━━━━━ Data records ━━━━━
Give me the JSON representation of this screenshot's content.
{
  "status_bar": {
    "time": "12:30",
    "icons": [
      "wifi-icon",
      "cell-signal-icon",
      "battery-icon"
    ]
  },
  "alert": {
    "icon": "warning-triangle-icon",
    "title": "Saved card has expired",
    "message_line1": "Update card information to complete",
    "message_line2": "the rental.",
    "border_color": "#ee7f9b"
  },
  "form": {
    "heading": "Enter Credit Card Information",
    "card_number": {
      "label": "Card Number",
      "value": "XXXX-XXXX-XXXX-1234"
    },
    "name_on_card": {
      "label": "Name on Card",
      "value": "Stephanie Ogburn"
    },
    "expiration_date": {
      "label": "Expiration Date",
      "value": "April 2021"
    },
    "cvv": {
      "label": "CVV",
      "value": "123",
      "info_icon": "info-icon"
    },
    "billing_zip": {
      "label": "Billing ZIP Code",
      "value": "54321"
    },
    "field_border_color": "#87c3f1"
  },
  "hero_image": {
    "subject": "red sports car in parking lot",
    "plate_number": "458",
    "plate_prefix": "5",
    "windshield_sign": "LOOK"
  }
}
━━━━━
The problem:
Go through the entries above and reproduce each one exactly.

Solution to the problem:
Give me the JSON representation of this screenshot's content.
{
  "status_bar": {
    "time": "12:30",
    "icons": [
      "wifi-icon",
      "cell-signal-icon",
      "battery-icon"
    ]
  },
  "alert": {
    "icon": "warning-triangle-icon",
    "title": "Saved card has expired",
    "message_line1": "Update card information to complete",
    "message_line2": "the rental.",
    "border_color": "#ee7f9b"
  },
  "form": {
    "heading": "Enter Credit Card Information",
    "card_number": {
      "label": "Card Number",
      "value": "XXXX-XXXX-XXXX-1234"
    },
    "name_on_card": {
      "label": "Name on Card",
      "value": "Stephanie Ogburn"
    },
    "expiration_date": {
      "label": "Expiration Date",
      "value": "April 2021"
    },
    "cvv": {
      "label": "CVV",
      "value": "123",
      "info_icon": "info-icon"
    },
    "billing_zip": {
      "label": "Billing ZIP Code",
      "value": "54321"
    },
    "field_border_color": "#87c3f1"
  },
  "hero_image": {
    "subject": "red sports car in parking lot",
    "plate_number": "458",
    "plate_prefix": "5",
    "windshield_sign": "LOOK"
  }
}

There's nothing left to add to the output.